noun Classical Mythology.

one of a class of rural deities represented as men with the ears, horns, tail, and later also the hind legs of a goat.

Origin of faun

1325–75; Middle English (< Old French faune) < Latin faunus; cf. Faunus
Related formsfaun·like, adjective
Can be confusedfaun fawn
Dictionary.com Unabridged Based on the Random House Unabridged Dictionary, © Random House, Inc. 2019

Examples from the Web for faun

Contemporary Examples of faun

Historical Examples of faun

  • I have been finishing the arm of the Faun in that pavilion outside the town.

    The Fortunes Of Glencore

    Charles James Lever

  • At last his eyes rested on the Faun, and he remembered at once where he was.

    The Fortunes Of Glencore

    Charles James Lever

  • The man addressed was handsome as a faun might be and as a tiger is.

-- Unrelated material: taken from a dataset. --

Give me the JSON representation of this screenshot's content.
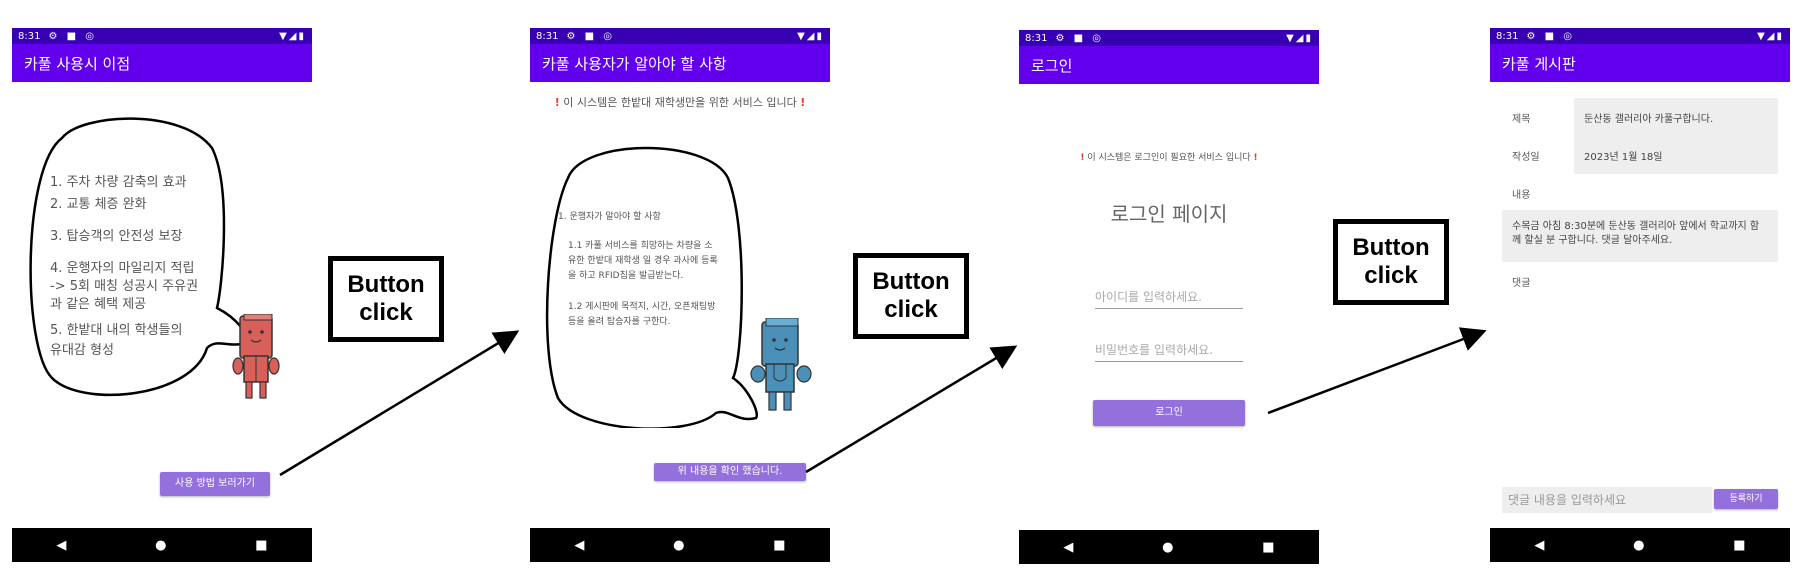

    Olive in Italy

    Moray Dalton

  • His descriptive letters to Badollet read like the “Idylls of a Faun.”

    Albert Gallatin

    John Austin Stevens

  • The Faun waved his pipes saucily at the Phoenix and gave a wry smile.

    David and the Phoenix

    Edward Ormondroyd

British Dictionary definitions for faun



(in Roman legend) a rural deity represented as a man with a goat's ears, horns, tail, and hind legs
Derived Formsfaunlike, adjective

Word Origin for faun

C14: back formation from Faunes (plural), from Latin Faunus
Collins English Dictionary - Complete & Unabridged 2012 Digital Edition © William Collins Sons & Co. Ltd. 1979, 1986 © HarperCollins Publishers 1998, 2000, 2003, 2005, 2006, 2007, 2009, 2012

Word Origin and History for faun

late 14c., from Latin Faunus, a word of unknown origin. A god of the countryside, worshipped especially by farmers and shepherds, equivalent of Greek Pan. Formerly men with goat horns and tails, later with goat legs, which caused them to be assimilated to satyrs, but they have diverged again lately.

The faun is now regarded rather as the type of unsophisticated & the satyr of unpurified man; the first is man still in intimate communion with Nature, the second is man still swayed by bestial passions. [Fowler]

The plural is fauni.

Online Etymology Dictionary, © 2010 Douglas Harper